Thursday, December 20, 2001
New court may ease pressures
Speed key in violence casesBy BRIAN GRAY, Toronto Sun
A domestic violence court could have eased the emotional pressures on couples like Ralph and Gillian Hadley, a government lawyer told an inquest into their murder-suicide.
Daniel Mark, a lawyer with Ontario's ministry of the attorney general, said yesterday the specialized courts -- now operating in 16 areas around the province -- can reduce the tension that builds up during a prolonged wait for a trial.
"We know that in cases of domestic violence, the longer a case takes, the more difficult it is to prosecute," Mark told the inquest into the June 2000 murder-suicide.
Ralph Hadley was charged in January 2000 with assaulting Gillian and, a month later, for criminally harassing her. He was free on bail when he killed her, then himself.

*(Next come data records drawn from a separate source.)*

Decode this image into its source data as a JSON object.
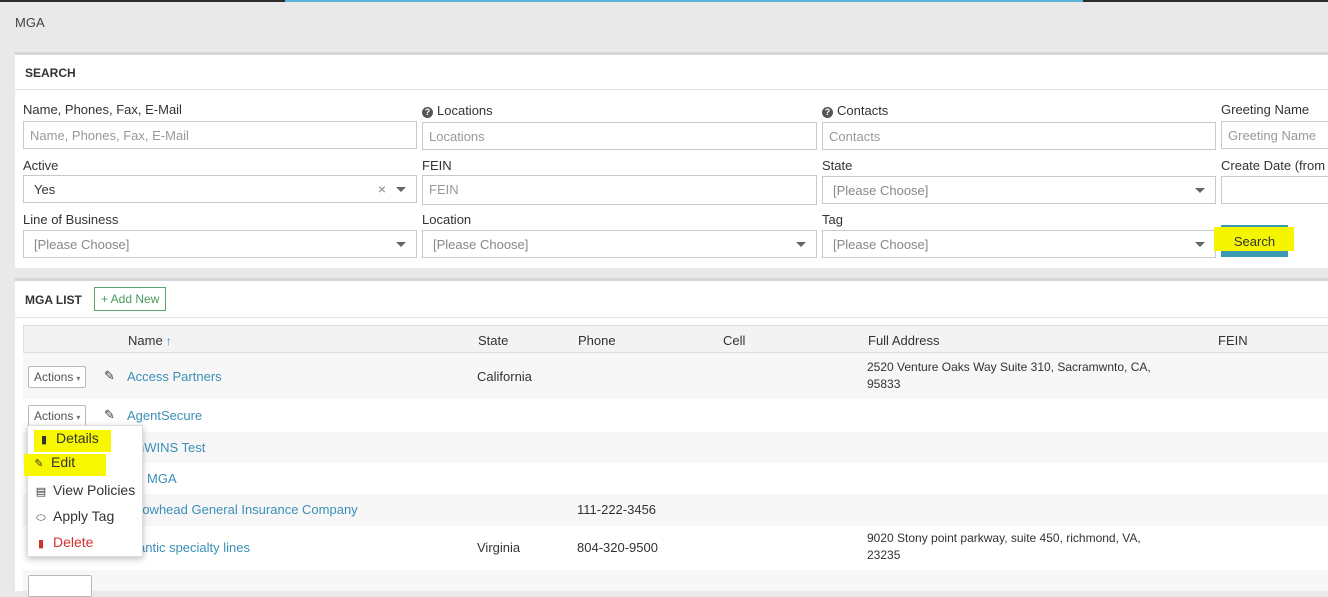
{
  "page": {
    "title": "MGA"
  },
  "search": {
    "title": "SEARCH",
    "fields": {
      "name_phones": {
        "label": "Name, Phones, Fax, E-Mail",
        "placeholder": "Name, Phones, Fax, E-Mail"
      },
      "locations": {
        "label": "Locations",
        "placeholder": "Locations"
      },
      "contacts": {
        "label": "Contacts",
        "placeholder": "Contacts"
      },
      "greeting": {
        "label": "Greeting Name",
        "placeholder": "Greeting Name"
      },
      "active": {
        "label": "Active",
        "value": "Yes",
        "clear": "×"
      },
      "fein": {
        "label": "FEIN",
        "placeholder": "FEIN"
      },
      "state": {
        "label": "State",
        "value": "[Please Choose]"
      },
      "create_date": {
        "label": "Create Date (from"
      },
      "line_of_business": {
        "label": "Line of Business",
        "value": "[Please Choose]"
      },
      "location": {
        "label": "Location",
        "value": "[Please Choose]"
      },
      "tag": {
        "label": "Tag",
        "value": "[Please Choose]"
      }
    },
    "search_button": "Search",
    "help_glyph": "?"
  },
  "list": {
    "title": "MGA LIST",
    "add_new": "+ Add New",
    "columns": {
      "name": "Name",
      "sort_glyph": "↑",
      "state": "State",
      "phone": "Phone",
      "cell": "Cell",
      "address": "Full Address",
      "fein": "FEIN"
    },
    "actions_label": "Actions",
    "rows": [
      {
        "name": "Access Partners",
        "state": "California",
        "phone": "",
        "cell": "",
        "address_1": "2520 Venture Oaks Way Suite 310, Sacramwnto, CA,",
        "address_2": "95833",
        "fein": ""
      },
      {
        "name": "AgentSecure",
        "state": "",
        "phone": "",
        "cell": "",
        "address_1": "",
        "address_2": "",
        "fein": ""
      },
      {
        "name": "nWINS Test",
        "state": "",
        "phone": "",
        "cell": "",
        "address_1": "",
        "address_2": "",
        "fein": ""
      },
      {
        "name": "MGA",
        "state": "",
        "phone": "",
        "cell": "",
        "address_1": "",
        "address_2": "",
        "fein": ""
      },
      {
        "name": "rowhead General Insurance Company",
        "state": "",
        "phone": "111-222-3456",
        "cell": "",
        "address_1": "",
        "address_2": "",
        "fein": ""
      },
      {
        "name": "antic specialty lines",
        "state": "Virginia",
        "phone": "804-320-9500",
        "cell": "",
        "address_1": "9020 Stony point parkway, suite 450, richmond, VA,",
        "address_2": "23235",
        "fein": ""
      }
    ]
  },
  "actions_menu": {
    "items": [
      {
        "label": "Details",
        "icon": "file-icon"
      },
      {
        "label": "Edit",
        "icon": "user-edit-icon"
      },
      {
        "label": "View Policies",
        "icon": "policy-icon"
      },
      {
        "label": "Apply Tag",
        "icon": "tag-icon"
      },
      {
        "label": "Delete",
        "icon": "trash-icon"
      }
    ]
  },
  "colors": {
    "accent": "#3a8fb7",
    "search_button": "#3c9ab0",
    "highlight": "#f7f700",
    "danger": "#d2322d",
    "add_new": "#4a9a5e"
  }
}
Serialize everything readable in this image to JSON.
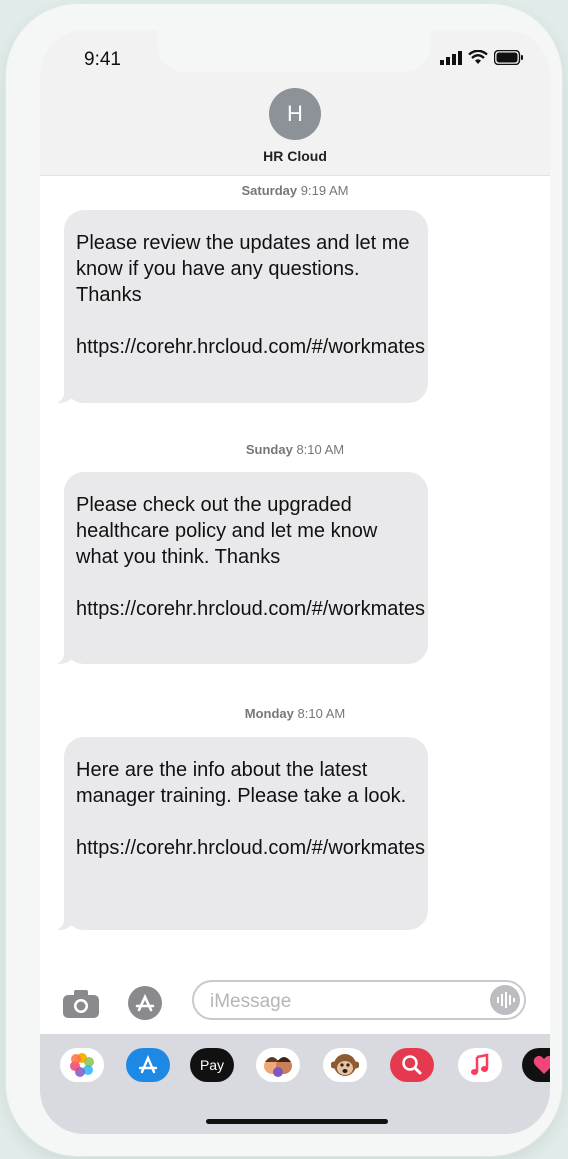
{
  "status": {
    "time": "9:41"
  },
  "contact": {
    "initial": "H",
    "name": "HR Cloud"
  },
  "messages": [
    {
      "day": "Saturday",
      "time": "9:19 AM",
      "text": "Please review the updates and let me know if you have any questions. Thanks",
      "link": "https://corehr.hrcloud.com/#/workmates"
    },
    {
      "day": "Sunday",
      "time": "8:10 AM",
      "text": "Please check out the upgraded healthcare policy and let me know what you think. Thanks",
      "link": "https://corehr.hrcloud.com/#/workmates"
    },
    {
      "day": "Monday",
      "time": "8:10 AM",
      "text": "Here are the info about the latest manager training. Please take a look.",
      "link": "https://corehr.hrcloud.com/#/workmates"
    }
  ],
  "compose": {
    "placeholder": "iMessage"
  },
  "app_tray": {
    "items": [
      {
        "name": "photos",
        "label": ""
      },
      {
        "name": "app-store",
        "label": ""
      },
      {
        "name": "apple-pay",
        "label": "Pay"
      },
      {
        "name": "memoji",
        "label": ""
      },
      {
        "name": "animoji",
        "label": ""
      },
      {
        "name": "search-images",
        "label": ""
      },
      {
        "name": "music",
        "label": ""
      },
      {
        "name": "digital-touch",
        "label": ""
      }
    ]
  }
}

The domestic violence court started as a pilot project in Toronto and North York and was expanded in the spring to other areas, including Hamilton, Ottawa and Halton Region.
"There's no magic in that courtroom," Mark said. "It's not about the court, it's about what goes on behind the scenes."
With eight more domestic violence courts set to open next year, Mark believes the 24 sites are unparalleled in the country.
"I don't think there's another province investing in these kind of resources," he told the inquest.
The inquest continues today.
Copyright © 2001, Canoe Limited Partnership.